◆ **Task prompt**: Go through the listing below and count each line with the word "Account" in it; return only the count.

--- Data provided ---

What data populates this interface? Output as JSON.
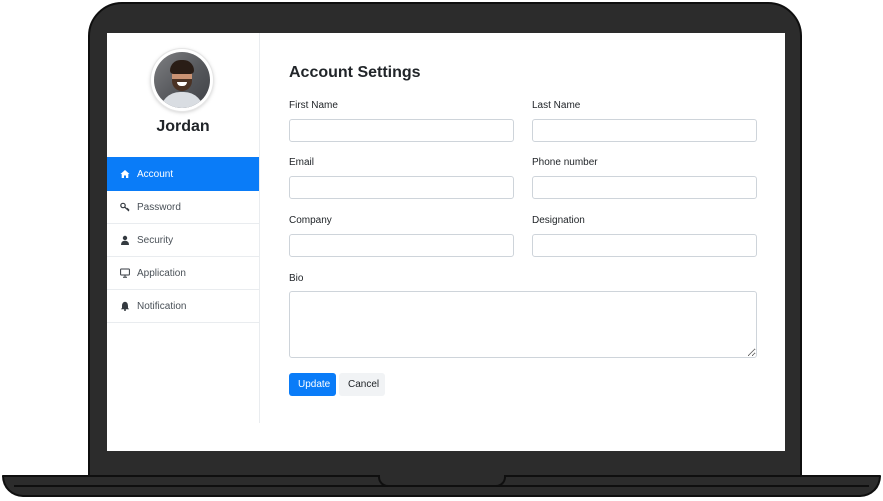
{
  "profile": {
    "name": "Jordan"
  },
  "sidebar": {
    "items": [
      {
        "label": "Account",
        "icon": "home-icon",
        "active": true
      },
      {
        "label": "Password",
        "icon": "key-icon",
        "active": false
      },
      {
        "label": "Security",
        "icon": "user-icon",
        "active": false
      },
      {
        "label": "Application",
        "icon": "monitor-icon",
        "active": false
      },
      {
        "label": "Notification",
        "icon": "bell-icon",
        "active": false
      }
    ]
  },
  "main": {
    "title": "Account Settings",
    "fields": {
      "first_name": {
        "label": "First Name",
        "value": ""
      },
      "last_name": {
        "label": "Last Name",
        "value": ""
      },
      "email": {
        "label": "Email",
        "value": ""
      },
      "phone": {
        "label": "Phone number",
        "value": ""
      },
      "company": {
        "label": "Company",
        "value": ""
      },
      "designation": {
        "label": "Designation",
        "value": ""
      },
      "bio": {
        "label": "Bio",
        "value": ""
      }
    },
    "update_label": "Update",
    "cancel_label": "Cancel"
  },
  "colors": {
    "accent": "#0a7cf8",
    "bezel": "#2c2c2c"
  }
}
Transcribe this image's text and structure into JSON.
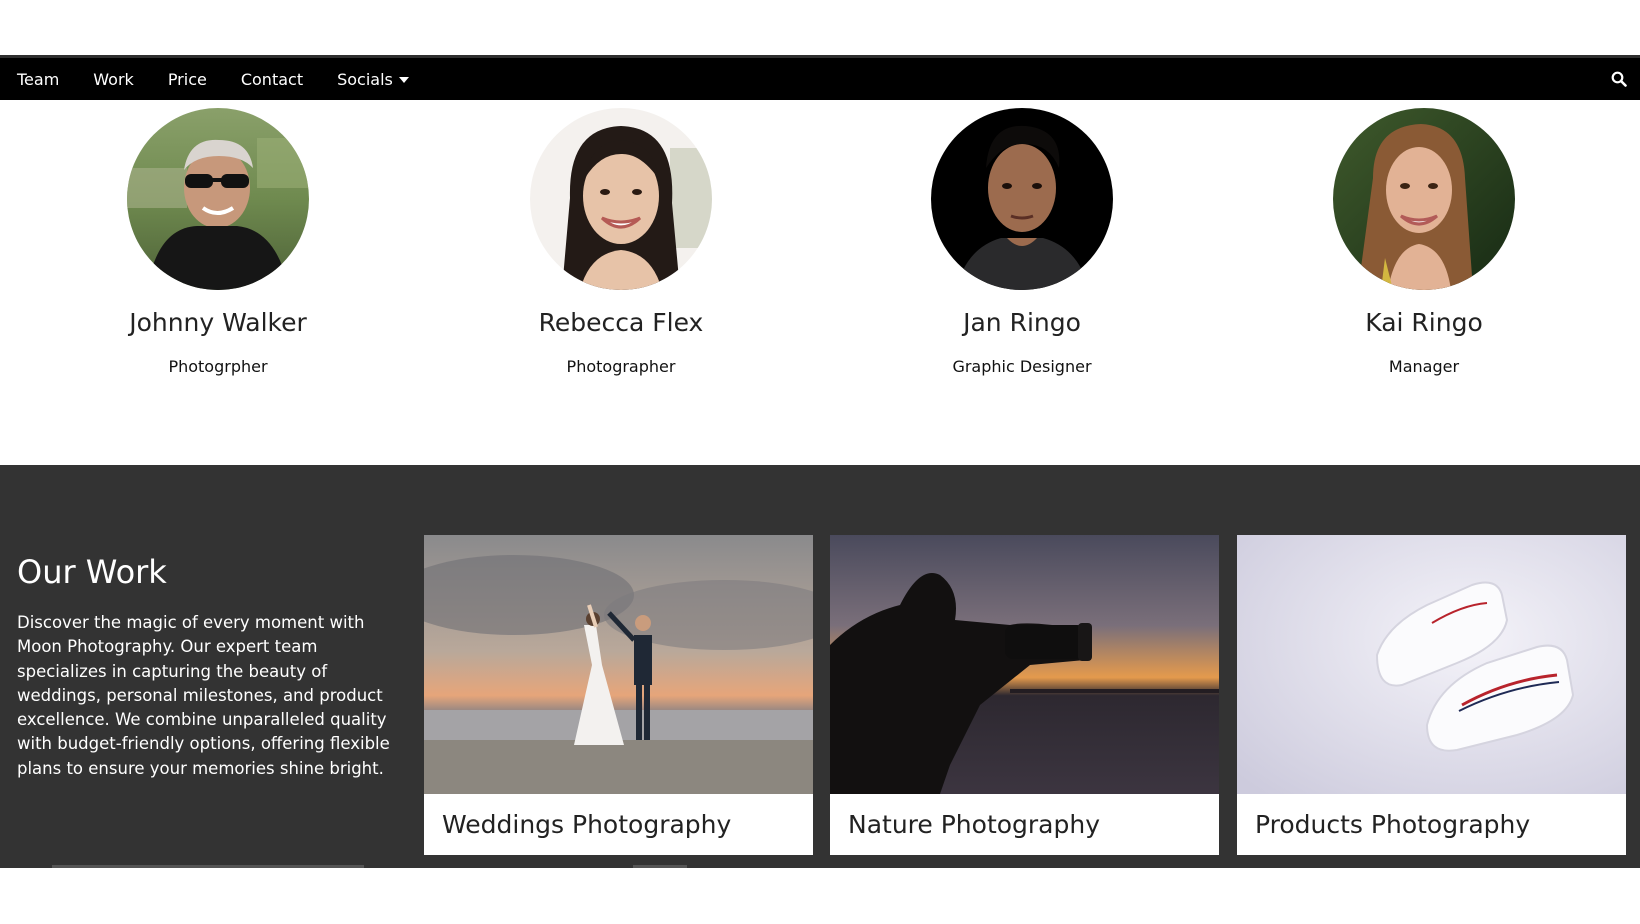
{
  "nav": {
    "items": [
      "Team",
      "Work",
      "Price",
      "Contact"
    ],
    "socials_label": "Socials",
    "search_icon": "search-icon"
  },
  "team": {
    "members": [
      {
        "name": "Johnny Walker",
        "role": "Photogrpher"
      },
      {
        "name": "Rebecca Flex",
        "role": "Photographer"
      },
      {
        "name": "Jan Ringo",
        "role": "Graphic Designer"
      },
      {
        "name": "Kai Ringo",
        "role": "Manager"
      }
    ]
  },
  "work": {
    "title": "Our Work",
    "description": "Discover the magic of every moment with Moon Photography. Our expert team specializes in capturing the beauty of weddings, personal milestones, and product excellence. We combine unparalleled quality with budget-friendly options, offering flexible plans to ensure your memories shine bright.",
    "cards": [
      {
        "label": "Weddings Photography"
      },
      {
        "label": "Nature Photography"
      },
      {
        "label": "Products Photography"
      }
    ]
  },
  "colors": {
    "navbar": "#000000",
    "work_background": "#333333",
    "text_light": "#ffffff"
  }
}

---

◆ **Result for this exercise**: 2